Wherever a line of the listing holds the string "افزایش", copy that line.

◇ ◇ ◇ ◇

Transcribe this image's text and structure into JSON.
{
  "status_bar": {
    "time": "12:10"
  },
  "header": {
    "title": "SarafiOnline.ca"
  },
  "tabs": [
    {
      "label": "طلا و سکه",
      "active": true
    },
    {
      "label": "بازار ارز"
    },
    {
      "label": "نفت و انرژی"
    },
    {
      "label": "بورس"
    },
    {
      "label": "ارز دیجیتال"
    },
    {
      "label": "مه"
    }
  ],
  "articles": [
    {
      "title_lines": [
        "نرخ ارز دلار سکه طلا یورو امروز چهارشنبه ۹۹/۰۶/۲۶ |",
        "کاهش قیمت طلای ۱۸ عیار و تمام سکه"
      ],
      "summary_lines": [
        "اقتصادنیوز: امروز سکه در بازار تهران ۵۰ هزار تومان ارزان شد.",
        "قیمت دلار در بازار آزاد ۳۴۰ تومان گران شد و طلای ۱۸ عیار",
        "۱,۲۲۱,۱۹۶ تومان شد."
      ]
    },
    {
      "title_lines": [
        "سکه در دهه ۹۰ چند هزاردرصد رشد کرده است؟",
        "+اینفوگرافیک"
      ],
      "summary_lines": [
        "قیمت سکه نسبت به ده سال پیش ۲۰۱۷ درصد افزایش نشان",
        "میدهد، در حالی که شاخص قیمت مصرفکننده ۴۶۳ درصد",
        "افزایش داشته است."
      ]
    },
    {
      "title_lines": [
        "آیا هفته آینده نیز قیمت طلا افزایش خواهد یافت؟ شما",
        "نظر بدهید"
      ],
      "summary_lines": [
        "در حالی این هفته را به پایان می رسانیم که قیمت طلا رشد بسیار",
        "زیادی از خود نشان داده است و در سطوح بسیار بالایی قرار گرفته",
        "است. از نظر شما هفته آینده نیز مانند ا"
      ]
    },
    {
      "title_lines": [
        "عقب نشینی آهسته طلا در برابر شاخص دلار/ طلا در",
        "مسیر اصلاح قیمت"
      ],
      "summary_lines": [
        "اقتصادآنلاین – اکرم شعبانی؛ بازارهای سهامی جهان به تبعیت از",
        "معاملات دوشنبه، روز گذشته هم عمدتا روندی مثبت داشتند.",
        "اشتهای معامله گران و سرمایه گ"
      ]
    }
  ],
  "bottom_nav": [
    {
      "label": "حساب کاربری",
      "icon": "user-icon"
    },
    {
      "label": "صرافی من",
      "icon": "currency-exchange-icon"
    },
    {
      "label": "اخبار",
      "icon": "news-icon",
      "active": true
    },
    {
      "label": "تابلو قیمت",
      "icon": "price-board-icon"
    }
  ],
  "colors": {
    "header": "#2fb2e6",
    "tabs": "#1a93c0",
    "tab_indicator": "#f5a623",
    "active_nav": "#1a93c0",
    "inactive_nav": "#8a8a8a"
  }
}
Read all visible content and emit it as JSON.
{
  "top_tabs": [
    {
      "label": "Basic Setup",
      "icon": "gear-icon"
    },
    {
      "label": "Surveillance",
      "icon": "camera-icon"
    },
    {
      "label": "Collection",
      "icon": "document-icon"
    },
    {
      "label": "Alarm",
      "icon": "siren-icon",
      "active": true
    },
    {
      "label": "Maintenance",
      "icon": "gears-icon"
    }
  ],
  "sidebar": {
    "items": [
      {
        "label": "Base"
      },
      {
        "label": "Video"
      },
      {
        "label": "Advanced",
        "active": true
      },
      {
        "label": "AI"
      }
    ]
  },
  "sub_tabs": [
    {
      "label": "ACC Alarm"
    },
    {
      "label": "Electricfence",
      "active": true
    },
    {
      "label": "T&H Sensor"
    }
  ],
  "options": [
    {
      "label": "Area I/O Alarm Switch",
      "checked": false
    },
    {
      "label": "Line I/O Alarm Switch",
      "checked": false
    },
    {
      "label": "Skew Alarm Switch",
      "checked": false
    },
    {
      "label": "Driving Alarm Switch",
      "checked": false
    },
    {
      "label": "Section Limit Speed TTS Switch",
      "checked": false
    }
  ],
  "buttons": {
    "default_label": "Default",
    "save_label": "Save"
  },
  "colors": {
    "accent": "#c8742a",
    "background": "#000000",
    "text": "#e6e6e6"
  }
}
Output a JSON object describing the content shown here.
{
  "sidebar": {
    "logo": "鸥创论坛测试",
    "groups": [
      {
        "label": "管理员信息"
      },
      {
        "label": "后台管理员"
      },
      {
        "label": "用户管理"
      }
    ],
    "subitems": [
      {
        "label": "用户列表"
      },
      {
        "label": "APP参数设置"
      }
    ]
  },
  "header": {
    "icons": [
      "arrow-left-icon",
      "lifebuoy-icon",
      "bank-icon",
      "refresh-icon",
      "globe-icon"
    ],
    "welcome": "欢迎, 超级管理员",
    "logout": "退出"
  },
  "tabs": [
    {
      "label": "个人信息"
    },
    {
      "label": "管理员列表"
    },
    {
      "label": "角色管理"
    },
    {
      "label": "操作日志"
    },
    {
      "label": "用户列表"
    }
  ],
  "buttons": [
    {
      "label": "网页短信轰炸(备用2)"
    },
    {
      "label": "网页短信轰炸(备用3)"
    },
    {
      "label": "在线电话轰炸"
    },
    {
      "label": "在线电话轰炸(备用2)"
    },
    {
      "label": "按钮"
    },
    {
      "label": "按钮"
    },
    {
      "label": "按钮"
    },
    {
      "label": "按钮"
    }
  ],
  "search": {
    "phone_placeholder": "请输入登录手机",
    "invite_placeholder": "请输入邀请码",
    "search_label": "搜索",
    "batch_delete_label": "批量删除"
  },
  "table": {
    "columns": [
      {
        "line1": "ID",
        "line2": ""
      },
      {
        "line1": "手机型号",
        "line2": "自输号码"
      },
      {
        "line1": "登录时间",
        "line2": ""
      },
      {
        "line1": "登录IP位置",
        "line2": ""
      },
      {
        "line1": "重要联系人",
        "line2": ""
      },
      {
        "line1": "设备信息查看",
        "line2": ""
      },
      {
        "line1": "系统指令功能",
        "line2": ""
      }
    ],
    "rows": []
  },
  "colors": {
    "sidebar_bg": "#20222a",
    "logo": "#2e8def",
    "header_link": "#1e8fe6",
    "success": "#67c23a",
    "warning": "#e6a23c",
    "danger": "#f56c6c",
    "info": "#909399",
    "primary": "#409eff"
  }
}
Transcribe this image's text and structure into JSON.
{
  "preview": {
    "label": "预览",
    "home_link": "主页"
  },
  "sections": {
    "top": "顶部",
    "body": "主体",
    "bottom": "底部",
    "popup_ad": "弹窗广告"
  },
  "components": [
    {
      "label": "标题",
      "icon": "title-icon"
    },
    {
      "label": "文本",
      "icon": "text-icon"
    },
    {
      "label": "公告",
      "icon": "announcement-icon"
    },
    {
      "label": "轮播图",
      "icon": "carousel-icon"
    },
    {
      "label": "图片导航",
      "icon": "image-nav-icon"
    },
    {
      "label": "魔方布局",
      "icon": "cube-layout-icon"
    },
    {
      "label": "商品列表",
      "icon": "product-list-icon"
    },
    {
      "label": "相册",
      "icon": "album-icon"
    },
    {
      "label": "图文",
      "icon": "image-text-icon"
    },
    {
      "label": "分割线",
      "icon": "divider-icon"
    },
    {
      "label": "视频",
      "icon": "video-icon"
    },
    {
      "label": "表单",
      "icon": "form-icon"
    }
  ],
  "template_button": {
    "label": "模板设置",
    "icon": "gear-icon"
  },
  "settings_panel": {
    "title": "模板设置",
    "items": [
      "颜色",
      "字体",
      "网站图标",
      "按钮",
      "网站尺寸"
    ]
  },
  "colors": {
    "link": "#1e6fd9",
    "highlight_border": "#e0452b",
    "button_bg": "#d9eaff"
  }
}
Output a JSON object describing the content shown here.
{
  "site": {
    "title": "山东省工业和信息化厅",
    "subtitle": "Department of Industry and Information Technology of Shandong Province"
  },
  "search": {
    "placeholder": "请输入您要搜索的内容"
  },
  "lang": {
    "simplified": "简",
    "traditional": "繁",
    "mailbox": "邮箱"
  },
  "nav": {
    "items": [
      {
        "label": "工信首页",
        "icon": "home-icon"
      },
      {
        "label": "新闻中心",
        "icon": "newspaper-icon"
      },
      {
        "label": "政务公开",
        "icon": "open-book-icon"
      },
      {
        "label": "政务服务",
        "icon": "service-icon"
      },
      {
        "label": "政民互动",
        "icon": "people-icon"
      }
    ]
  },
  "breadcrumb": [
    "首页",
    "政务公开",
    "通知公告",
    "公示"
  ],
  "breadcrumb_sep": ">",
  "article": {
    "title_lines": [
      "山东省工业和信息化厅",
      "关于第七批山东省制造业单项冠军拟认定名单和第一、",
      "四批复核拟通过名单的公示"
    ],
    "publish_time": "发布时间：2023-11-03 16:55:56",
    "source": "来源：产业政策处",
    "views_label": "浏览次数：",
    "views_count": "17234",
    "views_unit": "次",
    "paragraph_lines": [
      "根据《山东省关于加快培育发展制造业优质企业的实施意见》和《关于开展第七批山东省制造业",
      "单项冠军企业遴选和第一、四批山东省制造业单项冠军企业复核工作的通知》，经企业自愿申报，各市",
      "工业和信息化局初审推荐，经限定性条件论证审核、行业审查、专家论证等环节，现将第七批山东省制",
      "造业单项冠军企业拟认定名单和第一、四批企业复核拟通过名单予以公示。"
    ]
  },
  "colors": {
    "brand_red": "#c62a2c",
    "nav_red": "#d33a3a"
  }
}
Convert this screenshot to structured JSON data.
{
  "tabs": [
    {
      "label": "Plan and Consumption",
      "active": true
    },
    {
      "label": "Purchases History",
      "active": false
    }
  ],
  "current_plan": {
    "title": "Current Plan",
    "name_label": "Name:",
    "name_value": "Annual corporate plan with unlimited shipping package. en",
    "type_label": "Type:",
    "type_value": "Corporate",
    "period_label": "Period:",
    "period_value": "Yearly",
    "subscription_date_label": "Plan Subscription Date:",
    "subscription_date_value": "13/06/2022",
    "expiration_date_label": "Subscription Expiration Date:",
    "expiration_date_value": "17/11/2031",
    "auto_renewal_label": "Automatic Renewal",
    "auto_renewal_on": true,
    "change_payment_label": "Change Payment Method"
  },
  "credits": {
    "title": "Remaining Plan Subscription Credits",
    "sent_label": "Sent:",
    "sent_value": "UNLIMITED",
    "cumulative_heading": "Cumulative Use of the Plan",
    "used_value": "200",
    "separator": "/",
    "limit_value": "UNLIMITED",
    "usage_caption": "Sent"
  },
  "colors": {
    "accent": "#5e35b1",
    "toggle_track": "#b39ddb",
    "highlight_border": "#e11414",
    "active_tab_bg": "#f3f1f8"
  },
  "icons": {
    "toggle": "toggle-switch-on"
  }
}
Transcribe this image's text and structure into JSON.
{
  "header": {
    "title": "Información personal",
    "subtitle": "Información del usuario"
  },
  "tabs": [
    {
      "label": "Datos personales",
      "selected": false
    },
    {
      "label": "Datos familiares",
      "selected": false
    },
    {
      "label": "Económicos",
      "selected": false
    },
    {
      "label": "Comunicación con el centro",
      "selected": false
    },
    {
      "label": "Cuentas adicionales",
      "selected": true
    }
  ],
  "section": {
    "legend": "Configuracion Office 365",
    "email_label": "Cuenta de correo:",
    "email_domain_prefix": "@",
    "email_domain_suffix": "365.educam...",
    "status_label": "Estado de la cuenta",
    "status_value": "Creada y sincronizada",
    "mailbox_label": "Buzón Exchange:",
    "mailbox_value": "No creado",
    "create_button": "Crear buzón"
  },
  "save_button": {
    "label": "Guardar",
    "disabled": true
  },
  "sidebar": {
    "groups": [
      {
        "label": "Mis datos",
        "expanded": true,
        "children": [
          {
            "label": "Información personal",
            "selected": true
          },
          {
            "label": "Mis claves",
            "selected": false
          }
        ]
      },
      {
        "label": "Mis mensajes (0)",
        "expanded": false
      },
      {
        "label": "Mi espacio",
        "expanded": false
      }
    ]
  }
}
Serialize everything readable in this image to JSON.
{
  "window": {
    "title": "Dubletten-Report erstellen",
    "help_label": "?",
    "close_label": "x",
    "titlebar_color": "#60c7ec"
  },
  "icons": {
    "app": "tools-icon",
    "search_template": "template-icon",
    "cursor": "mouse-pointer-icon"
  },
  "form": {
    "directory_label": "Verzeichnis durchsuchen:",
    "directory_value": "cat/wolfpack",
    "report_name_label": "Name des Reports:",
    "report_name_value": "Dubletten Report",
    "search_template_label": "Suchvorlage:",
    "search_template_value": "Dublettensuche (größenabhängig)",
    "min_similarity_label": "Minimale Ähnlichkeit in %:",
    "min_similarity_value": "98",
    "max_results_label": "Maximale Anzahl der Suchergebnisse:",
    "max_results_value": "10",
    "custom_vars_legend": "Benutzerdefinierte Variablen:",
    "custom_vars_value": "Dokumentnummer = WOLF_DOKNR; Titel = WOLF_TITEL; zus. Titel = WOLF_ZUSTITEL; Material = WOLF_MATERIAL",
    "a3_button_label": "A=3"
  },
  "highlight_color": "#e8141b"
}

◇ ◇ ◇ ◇

● Written answer:
        "قیمت سکه نسبت به ده سال پیش ۲۰۱۷ درصد افزایش نشان",
        "افزایش داشته است."
        "آیا هفته آینده نیز قیمت طلا افزایش خواهد یافت؟ شما",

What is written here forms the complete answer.